Riomaggiore, where we stayed at Casa Lorenza, takes the shape of an amphitheatre to the sea. Our first day in Cinque Terre, we decided we would start with the via dell'amore, the walking path between Riomaggiore and Manarola.
This is the most heavily travelled path, most likely because it is both relatively wide and relatively flat. Tourists were a dime a dozen on this section of the path. There is a tradition where couples leave a padlock on the via dell'amore and then throw the key into the sea, to wish for a blessing of eternal love (no, we didn't do this...both because we weren't aware, and even if we had been, I don't do superstition anyway). About halfway to Manarola (which is only a 20 minute walk anyway), we came across a cafe that had patrons nearly dangling over the Mediterranean. It looked pretty awesome, so we stopped and had a bite to eat. The food was nothing to write home about, but the setting more than made up for it. ;)
We wandered through Manarola, and then hopped aboard a train to Corniglia (the path between Manarola and Corniglia was closed due to rock slides....which you could see from the village. Yikes!
When we got to Corniglia, we were a bit surprised to discover that not only is the train station about 1/2 km outside of the town....but most of the walk is straight up (382 steps....most of which are long, upward slanting steps).
Definitely a bit of a hike to hilltop Corniglia. Again, an amazing little town. I'm still baffled that people ever decided that this would be a suitable place to live!!!!!! After seeing a bit of Corniglia, we set out on our one longer hike, the trek to Vernazza (4 km). Brad was pretty shocked I even did this, because while the via dell'Amore was both flat and wide, this particular track was neither. It had us climbing up high into the cliffs, and on a 2 foot wide path at the edge of a cliff down to the Mediterranean. Pretty awesome. This hike took us about 2 hours.
Vernazza seems bigger than the other towns, and had a great shore-side patio, where we enjoyed a couple of well-deserved grande birra.
After this, we trained back to Riomaggiore, where we enjoyed a fantastic seafood pasta dinner. Oh, and we also sat on our balcony and watched the sunset while sipping local wine. It just doesn't get better. (Here's another shot of our apartment in Riomaggiore; the bottom half was all ours):
Yesterday, our last full day in Cinque Terre, I had it in my head that I really wanted to go swimming in the Mediterranean. I've stuck my feet in a couple of times (Valencia, Nice), but given my refusal to travel during high season, I've never really been around it on a day where it made sense to actually swim.
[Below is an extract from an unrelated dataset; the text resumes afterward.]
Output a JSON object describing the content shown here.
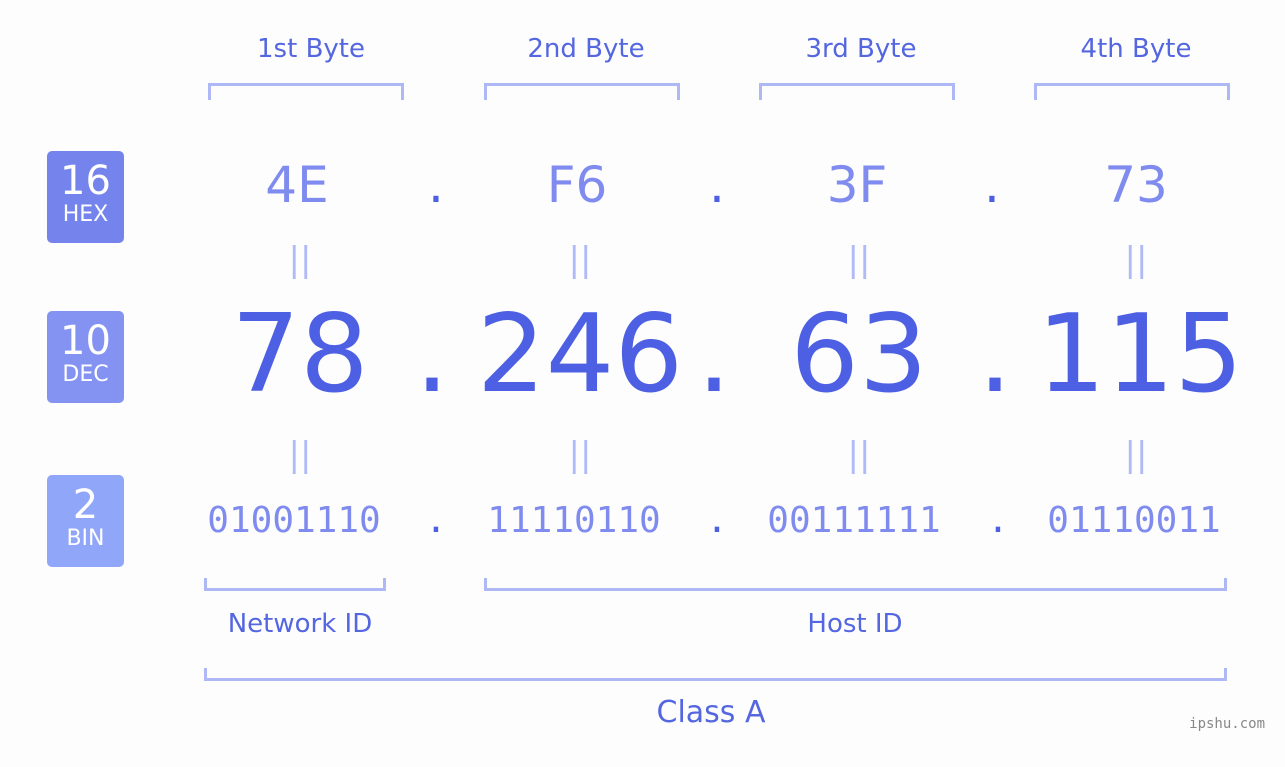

Yesterday was about 22C and sunny, which was totally good enough for me. We took the train to Monterosso al Mare (the last of the five cities, and the only one with a relatively flat, relatively sandy beach) and enjoyed our dip in the sea.
Okay, we may have been pretty much the only people in the water, but it certainly was no colder than an Ontario lake on May 2-4, so I paddled around for about half an hour. :)
To cap off our Cinque Terre visit, we took the ferry back to Riomaggiore, affording us a seaside vantage point of each of the five villages.
It was amazing to see where we had been, to reminisce about our hike (which from the sea looks way more insane than it seemed at the time), and to grasp, yet again, the utter unique beauty of the Cinque Terre.
Again, there's no way pictures could ever give you a true appreciation of this area. You have to come here and visit it, preferably while you still have the knees/lungs to do it.
Today was a travel day to Siena, and we're just about to go out to dinner to Medio Evo, a restaurant we visited nearly five years ago on our honeymoon, a meal we STILL talk about to this day. We'll let you know tomorrow if it lived up to our memories.
Bye Cinque Terre!